The sale of small businesses in the first quarter of 2015 increased 6 percent over the same quarter last year, according to BizBuySell’s quarterly Insight Report.
The report analyzes the listing and sale prices of approximately 45,000 businesses for sale in the U.S.
Businesses that sold during the period benefited from increasing financial indicators, including the highest reported median cash flow since BizBuySell started tracking data in 2007.
A total of 1,830 small businesses were reported sold in the first quarter, continuing a two-year trend of exceptionally robust activity in the business-for-sale market, according to BizBuySell.
"The cash flow of a business is indicative of its overall financial health. Increased revenue, and the resulting growth in cash flow, allows small business owners to reinvest that money back into the business. This, in turn, helps raise the overall value of the business," Bob House, group general manager of BizBuySell.com and BizQuest.com, told eWEEK. "When sellers can show improving revenue and cash flow numbers in the financial documentation, it allows them to both ask for and receive more money during an exit."
House said the high cash flow volumes for 2015 indicate that small businesses are growing healthier.
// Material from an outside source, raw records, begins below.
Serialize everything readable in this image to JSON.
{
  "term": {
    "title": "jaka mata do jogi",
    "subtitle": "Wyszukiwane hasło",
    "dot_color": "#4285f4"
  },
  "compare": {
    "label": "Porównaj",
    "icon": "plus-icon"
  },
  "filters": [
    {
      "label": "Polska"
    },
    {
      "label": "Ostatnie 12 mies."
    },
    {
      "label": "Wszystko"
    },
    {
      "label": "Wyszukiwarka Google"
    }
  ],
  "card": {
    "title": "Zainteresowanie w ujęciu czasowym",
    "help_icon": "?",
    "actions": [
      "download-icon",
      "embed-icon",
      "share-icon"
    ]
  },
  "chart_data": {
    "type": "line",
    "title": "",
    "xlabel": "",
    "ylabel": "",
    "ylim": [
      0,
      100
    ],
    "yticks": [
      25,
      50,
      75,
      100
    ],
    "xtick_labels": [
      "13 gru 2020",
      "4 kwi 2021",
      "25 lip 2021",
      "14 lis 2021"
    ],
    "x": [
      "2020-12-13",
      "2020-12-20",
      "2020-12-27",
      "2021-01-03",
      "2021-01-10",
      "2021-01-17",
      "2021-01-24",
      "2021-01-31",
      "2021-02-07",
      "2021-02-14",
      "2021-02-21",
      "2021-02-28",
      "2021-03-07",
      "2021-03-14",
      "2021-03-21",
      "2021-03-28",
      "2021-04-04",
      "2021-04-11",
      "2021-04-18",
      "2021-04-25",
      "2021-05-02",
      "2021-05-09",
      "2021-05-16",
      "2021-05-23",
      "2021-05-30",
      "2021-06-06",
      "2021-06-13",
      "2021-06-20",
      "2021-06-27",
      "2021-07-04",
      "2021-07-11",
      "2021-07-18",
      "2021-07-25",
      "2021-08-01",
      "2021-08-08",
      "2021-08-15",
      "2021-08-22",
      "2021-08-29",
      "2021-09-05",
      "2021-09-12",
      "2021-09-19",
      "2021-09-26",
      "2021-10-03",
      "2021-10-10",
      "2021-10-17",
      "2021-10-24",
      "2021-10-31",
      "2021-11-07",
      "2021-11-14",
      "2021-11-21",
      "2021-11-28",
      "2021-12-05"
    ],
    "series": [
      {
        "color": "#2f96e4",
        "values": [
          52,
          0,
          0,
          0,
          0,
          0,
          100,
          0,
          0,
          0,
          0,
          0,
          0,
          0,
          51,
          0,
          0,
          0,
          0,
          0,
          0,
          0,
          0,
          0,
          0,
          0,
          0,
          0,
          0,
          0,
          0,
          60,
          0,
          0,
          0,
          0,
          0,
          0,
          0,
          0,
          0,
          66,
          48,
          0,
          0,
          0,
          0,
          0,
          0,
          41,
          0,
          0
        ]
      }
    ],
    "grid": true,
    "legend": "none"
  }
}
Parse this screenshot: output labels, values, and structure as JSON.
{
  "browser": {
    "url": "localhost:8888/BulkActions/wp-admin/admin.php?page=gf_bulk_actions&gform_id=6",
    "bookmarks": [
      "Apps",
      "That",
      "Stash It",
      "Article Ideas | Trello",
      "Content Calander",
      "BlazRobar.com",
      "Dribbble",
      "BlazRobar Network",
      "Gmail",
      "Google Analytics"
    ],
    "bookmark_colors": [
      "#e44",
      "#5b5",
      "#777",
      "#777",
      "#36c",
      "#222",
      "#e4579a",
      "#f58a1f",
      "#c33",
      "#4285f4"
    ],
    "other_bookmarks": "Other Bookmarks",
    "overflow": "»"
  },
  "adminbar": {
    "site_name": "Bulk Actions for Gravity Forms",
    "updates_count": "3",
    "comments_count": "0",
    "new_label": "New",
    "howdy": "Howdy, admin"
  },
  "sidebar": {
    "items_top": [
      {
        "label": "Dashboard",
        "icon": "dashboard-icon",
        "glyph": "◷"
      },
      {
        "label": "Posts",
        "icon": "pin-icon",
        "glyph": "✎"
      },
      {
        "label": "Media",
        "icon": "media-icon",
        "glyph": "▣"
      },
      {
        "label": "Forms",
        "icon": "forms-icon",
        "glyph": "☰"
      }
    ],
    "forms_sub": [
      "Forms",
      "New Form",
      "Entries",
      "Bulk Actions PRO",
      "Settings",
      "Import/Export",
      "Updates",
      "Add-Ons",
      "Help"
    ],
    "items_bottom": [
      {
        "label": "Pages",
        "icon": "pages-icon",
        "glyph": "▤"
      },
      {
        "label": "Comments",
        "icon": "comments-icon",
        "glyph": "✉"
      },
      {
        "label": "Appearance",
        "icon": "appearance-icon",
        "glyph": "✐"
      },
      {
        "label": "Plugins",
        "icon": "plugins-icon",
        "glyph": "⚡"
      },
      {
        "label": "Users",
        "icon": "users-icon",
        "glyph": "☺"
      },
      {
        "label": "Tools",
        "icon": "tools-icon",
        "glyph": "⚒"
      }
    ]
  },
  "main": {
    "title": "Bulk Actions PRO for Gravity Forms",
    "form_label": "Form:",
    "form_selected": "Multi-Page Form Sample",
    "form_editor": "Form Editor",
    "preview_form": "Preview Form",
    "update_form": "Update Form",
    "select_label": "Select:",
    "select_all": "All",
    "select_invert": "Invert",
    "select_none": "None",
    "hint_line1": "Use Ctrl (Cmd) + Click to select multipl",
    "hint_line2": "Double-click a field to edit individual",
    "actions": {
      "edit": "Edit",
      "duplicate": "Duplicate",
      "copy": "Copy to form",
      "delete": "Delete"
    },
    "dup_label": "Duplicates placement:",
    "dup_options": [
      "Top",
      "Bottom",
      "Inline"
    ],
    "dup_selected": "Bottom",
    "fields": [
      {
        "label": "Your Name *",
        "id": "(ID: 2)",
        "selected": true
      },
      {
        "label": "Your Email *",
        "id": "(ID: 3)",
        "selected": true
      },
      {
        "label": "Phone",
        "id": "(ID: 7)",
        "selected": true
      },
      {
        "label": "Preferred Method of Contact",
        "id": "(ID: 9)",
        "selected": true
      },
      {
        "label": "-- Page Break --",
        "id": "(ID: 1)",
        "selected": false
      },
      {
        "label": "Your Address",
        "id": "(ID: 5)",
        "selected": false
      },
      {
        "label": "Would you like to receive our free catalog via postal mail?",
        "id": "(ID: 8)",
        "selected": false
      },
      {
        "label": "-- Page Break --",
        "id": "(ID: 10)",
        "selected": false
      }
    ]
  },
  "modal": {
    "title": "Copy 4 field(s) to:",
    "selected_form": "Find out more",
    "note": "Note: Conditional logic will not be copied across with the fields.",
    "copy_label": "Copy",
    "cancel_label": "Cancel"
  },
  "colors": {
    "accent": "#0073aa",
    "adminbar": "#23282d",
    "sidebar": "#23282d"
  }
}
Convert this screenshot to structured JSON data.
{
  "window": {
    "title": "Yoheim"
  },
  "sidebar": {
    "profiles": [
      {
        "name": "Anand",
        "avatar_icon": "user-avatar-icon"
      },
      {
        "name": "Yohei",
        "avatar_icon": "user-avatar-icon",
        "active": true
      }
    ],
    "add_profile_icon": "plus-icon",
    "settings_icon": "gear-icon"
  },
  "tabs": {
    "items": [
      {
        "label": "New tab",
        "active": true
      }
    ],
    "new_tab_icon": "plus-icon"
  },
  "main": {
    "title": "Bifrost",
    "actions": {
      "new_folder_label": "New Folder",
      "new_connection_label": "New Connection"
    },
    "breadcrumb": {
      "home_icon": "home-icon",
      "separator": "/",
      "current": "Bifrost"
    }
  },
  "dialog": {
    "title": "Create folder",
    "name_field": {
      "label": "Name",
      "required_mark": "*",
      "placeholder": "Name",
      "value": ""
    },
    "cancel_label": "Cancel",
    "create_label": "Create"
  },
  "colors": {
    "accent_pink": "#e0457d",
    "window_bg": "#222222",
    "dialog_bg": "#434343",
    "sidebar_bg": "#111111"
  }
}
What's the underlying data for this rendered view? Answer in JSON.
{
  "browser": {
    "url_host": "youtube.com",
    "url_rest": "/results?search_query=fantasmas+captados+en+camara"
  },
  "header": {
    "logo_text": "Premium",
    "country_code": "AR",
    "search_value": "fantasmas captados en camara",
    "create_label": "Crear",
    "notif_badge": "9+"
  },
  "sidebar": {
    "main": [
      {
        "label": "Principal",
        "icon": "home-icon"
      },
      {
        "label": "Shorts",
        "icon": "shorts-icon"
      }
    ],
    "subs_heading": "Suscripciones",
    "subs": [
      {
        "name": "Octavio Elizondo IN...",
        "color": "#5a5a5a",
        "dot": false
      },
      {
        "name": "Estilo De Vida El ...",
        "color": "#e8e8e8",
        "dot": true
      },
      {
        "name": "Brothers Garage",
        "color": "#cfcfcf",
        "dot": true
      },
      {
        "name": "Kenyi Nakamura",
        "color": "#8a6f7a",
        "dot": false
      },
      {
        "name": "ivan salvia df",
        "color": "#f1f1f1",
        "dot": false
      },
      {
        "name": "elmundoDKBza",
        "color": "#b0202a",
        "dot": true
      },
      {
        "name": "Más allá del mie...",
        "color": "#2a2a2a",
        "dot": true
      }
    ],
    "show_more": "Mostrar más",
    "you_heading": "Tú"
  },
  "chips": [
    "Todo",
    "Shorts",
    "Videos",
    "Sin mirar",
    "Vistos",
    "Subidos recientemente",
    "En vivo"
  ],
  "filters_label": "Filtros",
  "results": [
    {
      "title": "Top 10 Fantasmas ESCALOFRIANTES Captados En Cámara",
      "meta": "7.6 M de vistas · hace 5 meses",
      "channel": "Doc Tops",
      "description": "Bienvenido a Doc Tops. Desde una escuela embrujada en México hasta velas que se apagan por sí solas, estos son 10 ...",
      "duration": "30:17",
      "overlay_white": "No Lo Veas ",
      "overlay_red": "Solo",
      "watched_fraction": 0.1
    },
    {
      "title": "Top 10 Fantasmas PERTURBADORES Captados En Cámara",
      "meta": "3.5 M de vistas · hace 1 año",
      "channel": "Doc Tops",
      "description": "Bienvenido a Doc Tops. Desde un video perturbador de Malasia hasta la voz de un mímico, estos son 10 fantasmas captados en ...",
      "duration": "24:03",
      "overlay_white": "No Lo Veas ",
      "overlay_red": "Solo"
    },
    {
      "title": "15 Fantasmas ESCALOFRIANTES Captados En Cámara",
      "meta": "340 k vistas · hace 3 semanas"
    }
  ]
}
The median revenue of small businesses sold in the first quarter this year was $442,000, up from an even $400,000 during the same period last year.
The median asking price of a small business in the first quarter of 2015 was $225,000, a significant jump from the $199,000 median asking price recorded a year ago.
The median sale price in the first quarter of 2015 was $200,000, a marked increase from the $175,000 median sale price in the first quarter of 2014. The 2015 figure is consistent with higher sale prices seen in the final quarter of 2014, the report noted.
"The continuation of more Baby Boomers supplying the market with healthy listings, combined with the increase of qualified buyers, will likely help the small businesses transaction market stay strong throughout the rest of 2015," House explained. "We’ve seen more financing options open for potential buyers, which makes the business-for-sale marketplace more competitive and helps increase the overall asking and sale price."
House also noted that lower fuel prices decrease overall business operating expenses by reducing shipping expenses and the cost of raw materials.
This, in turn, increases business cash flow and allows business owners to reinvest money back into the business.
"At the same time, lower gas prices also suggest consumers have more disposable income that they can spend at nearby small businesses," House said. "In general, increased consumer confidence in the economy drives consumer spending. Also, rising stock prices, recent wage growth and the improving housing market are giving consumers more disposable income that they can spend at their local small businesses."